So here is my cheat sheet for how I got this working.

  1. Extract the certificates from email.
  2. Use OpenSSL to create a p12
  3. Create a new KDB
  4. Import the root certificates, intermediate certificates
  5. Import the Personal certificate

Copy the certificates from the email you have been provided. In my case I had the new trusted cert, the Intermediate and I had to get the Private key as well.

Copy the text certificates from the email and create a file with the extensions like the following for each. In my case I had 3, NewCert.key, NewPrvKey.crt and Intermediate.cer.

They will look something like below.

PrvKey

Once you’ve done this, you’ll need access to OpenSSL. I’m on a Mac, so this is installed already.

OpenSSL is accessed via Terminal.

OpenSSL will be used to create a .p12 file so we can import into iKeyman. Use the following command.

openssl pkcs12 -export -name "NewKey" -inkey ~/Desktop/NewPrvKey.crt -in ~/Desktop/NewCert.key -out ~/Desktop/NewCert.p12 -keypbe PBE-SHA1-RC2-40

You’ll be prompted for a password for the .p12 you are creating. Remember this, you’ll need it.

Ok.You’ve now got a .p12 . Transfer this to your IHS server, along with the Intermediate.cer that you created previously.

Fire up iKeyman, I’m running this on my IBM HTTP Server.

Now we are going to –

  1. Extract the existing trusted root and intermediates from the old KDB (optional)
  2. Create a new KDB
  3. Import the Trusted root and intermediates if you need to (optional)
  4. Import your private keys

 

Import the Intermediate Certificate, and also if you required to pull in the other Root Certificates. I’m using TrustiCo so this is the following. I had these already in another keystore, so I just Extracted and then imported from the .kdb I was replacing.

2015-11-17_15-32-29

Create a new .kdb, I’m calling mine 2015Key.kdb.

2015-11-17_15-23-04

Make sure to stash the “Password to a file”, then hit OK.

2015-11-17_15-50-33.png

Now select “Personal Certificates”

Select “Receive”

2015-11-02_13-01-01

Change the Keyfile type to PKCS12 and browse to our .p12 certificate.

2015-11-17_15-55-03

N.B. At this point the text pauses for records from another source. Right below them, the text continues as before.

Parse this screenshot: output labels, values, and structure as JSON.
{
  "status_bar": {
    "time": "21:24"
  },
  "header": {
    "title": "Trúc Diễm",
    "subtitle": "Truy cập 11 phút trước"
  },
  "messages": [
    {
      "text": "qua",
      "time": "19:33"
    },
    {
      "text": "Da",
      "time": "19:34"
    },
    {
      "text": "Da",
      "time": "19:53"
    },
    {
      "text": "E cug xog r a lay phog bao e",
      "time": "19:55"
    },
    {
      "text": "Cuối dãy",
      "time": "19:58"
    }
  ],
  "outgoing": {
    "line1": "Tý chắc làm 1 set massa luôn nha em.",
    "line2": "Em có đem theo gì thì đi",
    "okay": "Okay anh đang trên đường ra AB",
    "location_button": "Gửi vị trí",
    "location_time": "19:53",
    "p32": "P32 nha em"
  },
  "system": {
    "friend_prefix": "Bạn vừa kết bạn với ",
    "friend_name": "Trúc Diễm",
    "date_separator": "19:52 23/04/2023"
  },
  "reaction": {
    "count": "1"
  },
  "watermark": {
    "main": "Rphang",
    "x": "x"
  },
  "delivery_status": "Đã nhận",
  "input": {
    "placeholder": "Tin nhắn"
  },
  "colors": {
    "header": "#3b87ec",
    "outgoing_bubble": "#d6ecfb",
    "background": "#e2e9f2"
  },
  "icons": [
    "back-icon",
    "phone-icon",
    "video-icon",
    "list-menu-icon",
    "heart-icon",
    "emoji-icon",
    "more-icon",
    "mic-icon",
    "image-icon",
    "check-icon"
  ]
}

Enter your password for the .p12, then change the label to something that makes sense. Hit Apply and OK

2015-11-17_15-57-21.pngThis will import the new certificate for your server into the KDB file. If it is the only one, it should automatically be set as the default.

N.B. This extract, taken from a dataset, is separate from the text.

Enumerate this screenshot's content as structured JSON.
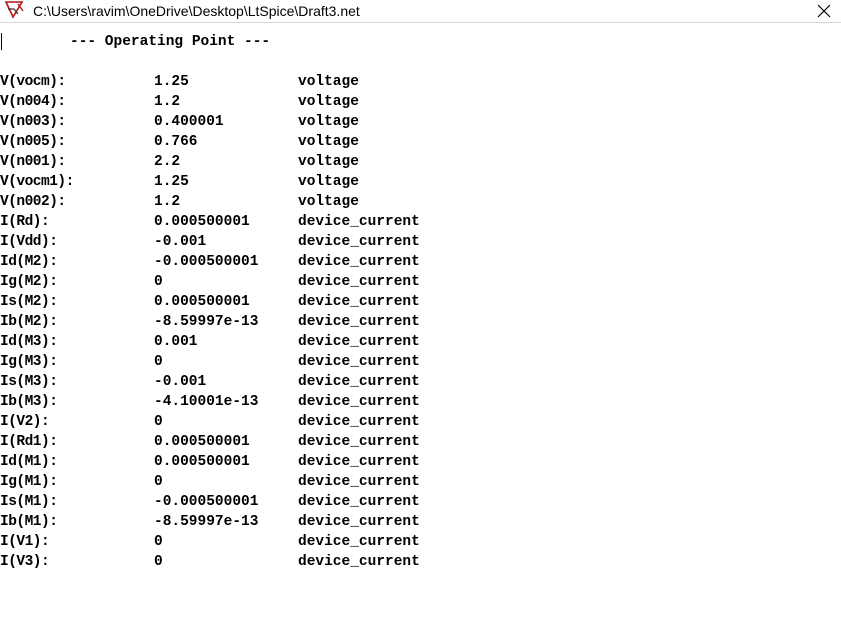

Once done you can then Validate trust (Personal Certificates>Validate). If everything is working, then it should give you a nice “Validation successful” If not, you more than likely don’t have the correct Trust Chain. Go to the vendor of your 3rd party cert and get the correct signer certs.

Then all that is left is change the IHS server config to point to the new key and stash (.kdb, .sth). Restart IHS and you should be good to go..

 

Leave a Reply

Fill in your details below or click an icon to log in:

WordPress.com Logo

You are commenting using your WordPress.com account. Log Out / Change )

Twitter picture

You are commenting using your Twitter account. Log Out / Change )

Facebook photo

You are commenting using your Facebook account. Log Out / Change )

Google+ photo

You are commenting using your Google+ account. Log Out / Change )

Connecting to %s